I got the plants (two of them) from a native plant sale without enquiring about the colour. In the wild, swamp rose mallows usually bloom white with a red centre, or red. The pink form is relatively rare, at least in the wild. So I was fairly confident that I would get either the white or red form, and happy to have either. Imagine my shock and horror when I found that they were both pink. But I left them as a warning to myself not to get too complacent. Or confident.

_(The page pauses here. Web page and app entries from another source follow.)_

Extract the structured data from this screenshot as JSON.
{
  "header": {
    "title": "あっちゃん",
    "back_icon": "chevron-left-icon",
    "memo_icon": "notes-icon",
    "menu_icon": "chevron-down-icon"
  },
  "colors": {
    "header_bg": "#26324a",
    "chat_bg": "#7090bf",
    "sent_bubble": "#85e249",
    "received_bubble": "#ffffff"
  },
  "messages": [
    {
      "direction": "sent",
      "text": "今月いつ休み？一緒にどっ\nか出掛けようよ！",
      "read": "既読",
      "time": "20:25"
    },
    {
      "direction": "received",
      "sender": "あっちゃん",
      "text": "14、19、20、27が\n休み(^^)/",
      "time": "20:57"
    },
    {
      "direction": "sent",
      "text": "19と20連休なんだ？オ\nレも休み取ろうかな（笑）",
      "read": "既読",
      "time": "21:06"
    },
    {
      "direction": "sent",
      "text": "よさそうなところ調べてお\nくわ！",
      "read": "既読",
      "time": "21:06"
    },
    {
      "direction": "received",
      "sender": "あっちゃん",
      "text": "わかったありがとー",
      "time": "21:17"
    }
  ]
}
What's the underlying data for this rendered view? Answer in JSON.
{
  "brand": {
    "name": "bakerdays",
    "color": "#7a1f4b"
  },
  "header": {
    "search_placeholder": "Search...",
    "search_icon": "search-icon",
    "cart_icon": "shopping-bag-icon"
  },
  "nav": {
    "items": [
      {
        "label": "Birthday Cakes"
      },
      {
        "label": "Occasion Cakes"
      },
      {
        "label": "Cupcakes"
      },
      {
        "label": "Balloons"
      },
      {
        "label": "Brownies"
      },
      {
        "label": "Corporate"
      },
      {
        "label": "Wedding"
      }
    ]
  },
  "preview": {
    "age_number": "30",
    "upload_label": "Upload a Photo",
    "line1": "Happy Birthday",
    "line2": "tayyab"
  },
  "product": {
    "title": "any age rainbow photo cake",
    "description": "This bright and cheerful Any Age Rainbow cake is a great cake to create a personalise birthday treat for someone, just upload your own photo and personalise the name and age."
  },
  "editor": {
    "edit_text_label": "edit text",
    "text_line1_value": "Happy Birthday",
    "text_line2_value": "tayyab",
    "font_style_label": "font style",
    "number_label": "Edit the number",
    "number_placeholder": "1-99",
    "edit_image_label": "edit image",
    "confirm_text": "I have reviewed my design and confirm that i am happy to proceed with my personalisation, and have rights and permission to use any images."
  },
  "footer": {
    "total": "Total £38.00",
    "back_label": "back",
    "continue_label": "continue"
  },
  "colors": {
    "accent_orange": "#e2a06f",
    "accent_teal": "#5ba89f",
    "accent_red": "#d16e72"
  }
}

To be fair, I do have a few other pink-blooming plants, but they all earn their keep and they’re not the same horrible shade as the swamp rose mallow. The swamp milkweed (Asclepias incarnata) is a deep, dusty pink; it smells wonderful, like a mixture of vanilla and honey and spice, and draws in pollinators like mad. It’s also the main source of Monarch caterpillar food in my garden. Comfrey (Symphytum officinale) is useful medicinally and makes excellent compost. To my surprise, the hummingbirds like the flowers, which are a very pale pink, almost white.

Anyway the great blue lobelia (Lobelia syphilitica) has also finally started to open, as well as the crested gentian (Gentiana septemfida). Several other things are about to bloom too, but I’ll not report those until it actually happens.

EBS07Here’s the Eastern Black Swallowtail caterpillar a couple days ago.





EBS08 And here it is today. Stretched out, it would be nearly two inches long. It’s just here resting after gobbling down its latest meal, and I’m pretty sure that pupation is not far off. Fortunately, unlike the Monarch caterpillar, the EBS will give a definite indication of beginning pupation: it will ‘purge’ itself. Unlike the usual discrete pellet of blackish frass, this will appear as a rather nasty-looking wet green splat, somewhat like a miniature green cow pat. It’s been fourteen days since I found and brought this one in, at which point I estimate it had hatched two days earlier.

On the other hand, I might be completely wrong about everything.